• What needs to be done: Find and copy the lines in the records beneath this task that contain the word "true".

Source material: Begin

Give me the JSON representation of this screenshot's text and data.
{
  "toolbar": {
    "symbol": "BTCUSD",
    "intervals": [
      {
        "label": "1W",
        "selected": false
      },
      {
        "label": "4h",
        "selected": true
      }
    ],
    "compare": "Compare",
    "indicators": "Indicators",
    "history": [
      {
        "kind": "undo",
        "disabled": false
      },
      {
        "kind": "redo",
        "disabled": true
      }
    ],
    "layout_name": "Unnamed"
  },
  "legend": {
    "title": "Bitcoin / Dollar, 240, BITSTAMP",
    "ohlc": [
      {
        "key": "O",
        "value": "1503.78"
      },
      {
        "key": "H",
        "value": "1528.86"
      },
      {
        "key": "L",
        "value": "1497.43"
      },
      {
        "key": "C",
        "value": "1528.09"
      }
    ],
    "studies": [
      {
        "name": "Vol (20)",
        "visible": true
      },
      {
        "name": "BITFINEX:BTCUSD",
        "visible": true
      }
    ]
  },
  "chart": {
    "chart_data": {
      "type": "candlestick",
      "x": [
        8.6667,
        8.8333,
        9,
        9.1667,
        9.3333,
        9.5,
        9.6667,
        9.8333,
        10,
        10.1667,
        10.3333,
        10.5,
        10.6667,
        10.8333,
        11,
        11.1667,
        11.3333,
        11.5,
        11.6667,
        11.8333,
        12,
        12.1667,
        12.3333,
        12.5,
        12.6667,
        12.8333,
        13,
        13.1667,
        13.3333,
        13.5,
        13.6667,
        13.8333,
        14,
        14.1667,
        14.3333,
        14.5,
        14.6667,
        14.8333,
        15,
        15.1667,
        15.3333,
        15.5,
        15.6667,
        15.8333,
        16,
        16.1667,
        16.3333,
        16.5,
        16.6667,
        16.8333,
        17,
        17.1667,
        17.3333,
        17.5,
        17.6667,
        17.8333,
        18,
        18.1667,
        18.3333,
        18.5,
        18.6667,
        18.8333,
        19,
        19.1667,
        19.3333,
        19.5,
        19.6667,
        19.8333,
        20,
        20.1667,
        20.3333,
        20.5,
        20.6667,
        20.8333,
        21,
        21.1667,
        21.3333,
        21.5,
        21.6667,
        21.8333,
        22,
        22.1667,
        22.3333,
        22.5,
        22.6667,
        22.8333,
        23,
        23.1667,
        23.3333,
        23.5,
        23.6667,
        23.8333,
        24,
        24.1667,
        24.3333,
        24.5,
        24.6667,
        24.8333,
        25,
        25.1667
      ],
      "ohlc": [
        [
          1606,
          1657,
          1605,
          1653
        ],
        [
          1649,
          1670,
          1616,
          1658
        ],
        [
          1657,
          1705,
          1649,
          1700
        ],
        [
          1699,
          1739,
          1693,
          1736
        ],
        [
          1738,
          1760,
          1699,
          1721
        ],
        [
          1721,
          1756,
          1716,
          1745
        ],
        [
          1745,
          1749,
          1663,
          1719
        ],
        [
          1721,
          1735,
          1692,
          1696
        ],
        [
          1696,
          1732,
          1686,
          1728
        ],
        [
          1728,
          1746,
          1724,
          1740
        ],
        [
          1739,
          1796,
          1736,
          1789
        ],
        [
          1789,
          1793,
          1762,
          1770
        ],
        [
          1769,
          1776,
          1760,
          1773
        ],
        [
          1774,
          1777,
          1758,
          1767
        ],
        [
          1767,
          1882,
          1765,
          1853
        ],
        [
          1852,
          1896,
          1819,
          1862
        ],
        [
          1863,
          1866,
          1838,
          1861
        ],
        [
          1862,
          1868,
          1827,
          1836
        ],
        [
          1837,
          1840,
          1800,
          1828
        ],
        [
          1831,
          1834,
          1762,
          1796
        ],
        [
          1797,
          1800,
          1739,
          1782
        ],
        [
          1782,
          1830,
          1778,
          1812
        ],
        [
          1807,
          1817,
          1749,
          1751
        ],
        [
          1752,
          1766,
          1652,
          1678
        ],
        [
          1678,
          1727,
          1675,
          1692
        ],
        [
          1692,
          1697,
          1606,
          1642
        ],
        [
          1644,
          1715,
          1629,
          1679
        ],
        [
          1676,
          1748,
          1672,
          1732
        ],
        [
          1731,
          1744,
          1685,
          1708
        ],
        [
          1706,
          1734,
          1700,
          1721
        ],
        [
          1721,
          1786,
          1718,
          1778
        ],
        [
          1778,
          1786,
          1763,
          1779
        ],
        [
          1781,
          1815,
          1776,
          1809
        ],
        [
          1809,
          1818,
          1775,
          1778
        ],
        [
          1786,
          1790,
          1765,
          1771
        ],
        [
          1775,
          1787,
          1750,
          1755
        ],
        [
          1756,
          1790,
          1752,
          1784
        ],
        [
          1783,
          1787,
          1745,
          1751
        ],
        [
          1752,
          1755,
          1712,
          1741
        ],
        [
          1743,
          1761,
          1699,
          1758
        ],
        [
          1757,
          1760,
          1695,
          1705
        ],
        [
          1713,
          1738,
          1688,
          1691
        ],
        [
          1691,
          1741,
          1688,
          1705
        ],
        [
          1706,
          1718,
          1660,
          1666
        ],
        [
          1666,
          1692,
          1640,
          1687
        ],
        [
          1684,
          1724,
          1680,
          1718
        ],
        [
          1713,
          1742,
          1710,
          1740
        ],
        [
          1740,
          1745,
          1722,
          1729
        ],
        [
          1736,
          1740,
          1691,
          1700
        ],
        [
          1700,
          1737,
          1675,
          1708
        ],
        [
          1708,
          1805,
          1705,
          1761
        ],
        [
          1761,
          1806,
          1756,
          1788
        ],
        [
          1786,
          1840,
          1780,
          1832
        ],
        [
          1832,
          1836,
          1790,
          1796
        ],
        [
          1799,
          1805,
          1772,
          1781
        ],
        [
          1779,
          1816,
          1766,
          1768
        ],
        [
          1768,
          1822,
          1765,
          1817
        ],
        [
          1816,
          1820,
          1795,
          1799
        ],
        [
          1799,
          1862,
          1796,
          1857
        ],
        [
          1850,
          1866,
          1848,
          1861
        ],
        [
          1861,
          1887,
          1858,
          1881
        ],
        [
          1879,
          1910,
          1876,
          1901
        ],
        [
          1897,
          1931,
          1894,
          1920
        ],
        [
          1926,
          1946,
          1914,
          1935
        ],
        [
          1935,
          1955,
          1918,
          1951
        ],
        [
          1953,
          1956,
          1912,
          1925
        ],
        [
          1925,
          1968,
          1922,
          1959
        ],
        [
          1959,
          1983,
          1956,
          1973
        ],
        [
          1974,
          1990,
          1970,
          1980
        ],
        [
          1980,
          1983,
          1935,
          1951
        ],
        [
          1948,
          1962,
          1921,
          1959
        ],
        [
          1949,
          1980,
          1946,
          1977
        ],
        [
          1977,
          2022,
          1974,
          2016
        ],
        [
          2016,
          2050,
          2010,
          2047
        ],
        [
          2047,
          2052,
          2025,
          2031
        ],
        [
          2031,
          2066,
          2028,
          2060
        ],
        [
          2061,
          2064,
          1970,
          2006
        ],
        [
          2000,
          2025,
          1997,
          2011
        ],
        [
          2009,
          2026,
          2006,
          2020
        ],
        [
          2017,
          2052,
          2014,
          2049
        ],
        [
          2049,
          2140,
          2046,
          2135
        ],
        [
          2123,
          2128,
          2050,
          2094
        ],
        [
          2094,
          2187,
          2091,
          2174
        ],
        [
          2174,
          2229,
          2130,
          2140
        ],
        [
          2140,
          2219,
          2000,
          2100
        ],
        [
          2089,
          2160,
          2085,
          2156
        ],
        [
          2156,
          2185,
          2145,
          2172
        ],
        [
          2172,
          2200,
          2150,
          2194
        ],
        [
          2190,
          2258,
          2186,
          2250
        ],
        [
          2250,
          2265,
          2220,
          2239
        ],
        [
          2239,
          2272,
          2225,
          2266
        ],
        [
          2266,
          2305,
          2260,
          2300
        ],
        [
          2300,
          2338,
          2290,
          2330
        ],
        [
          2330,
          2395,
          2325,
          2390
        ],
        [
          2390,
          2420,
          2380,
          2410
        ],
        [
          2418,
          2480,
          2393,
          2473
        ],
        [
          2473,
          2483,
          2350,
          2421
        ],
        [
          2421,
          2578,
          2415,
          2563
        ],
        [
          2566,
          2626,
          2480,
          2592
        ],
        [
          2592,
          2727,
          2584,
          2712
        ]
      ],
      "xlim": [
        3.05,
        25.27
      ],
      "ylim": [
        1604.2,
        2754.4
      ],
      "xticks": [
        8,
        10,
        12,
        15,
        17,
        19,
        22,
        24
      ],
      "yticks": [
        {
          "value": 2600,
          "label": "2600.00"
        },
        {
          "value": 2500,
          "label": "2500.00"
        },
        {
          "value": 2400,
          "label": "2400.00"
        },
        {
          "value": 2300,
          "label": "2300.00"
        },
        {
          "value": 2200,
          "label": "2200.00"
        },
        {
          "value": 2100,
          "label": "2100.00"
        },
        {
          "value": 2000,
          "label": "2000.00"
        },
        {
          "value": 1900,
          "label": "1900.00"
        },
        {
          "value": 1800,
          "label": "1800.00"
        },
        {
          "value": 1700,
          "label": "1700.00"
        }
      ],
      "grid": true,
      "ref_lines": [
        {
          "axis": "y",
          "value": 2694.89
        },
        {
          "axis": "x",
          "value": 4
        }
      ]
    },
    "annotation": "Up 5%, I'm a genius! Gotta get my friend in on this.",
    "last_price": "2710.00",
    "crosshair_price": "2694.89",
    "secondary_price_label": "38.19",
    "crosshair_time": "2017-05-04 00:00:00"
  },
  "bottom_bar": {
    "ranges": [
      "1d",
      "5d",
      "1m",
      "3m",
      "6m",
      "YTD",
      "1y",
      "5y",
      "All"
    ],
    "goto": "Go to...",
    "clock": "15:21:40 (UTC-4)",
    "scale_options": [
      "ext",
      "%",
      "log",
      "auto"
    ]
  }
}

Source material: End

• Solution to this task:
        "selected": true
        "disabled": true
        "visible": true
        "visible": true
      "grid": true,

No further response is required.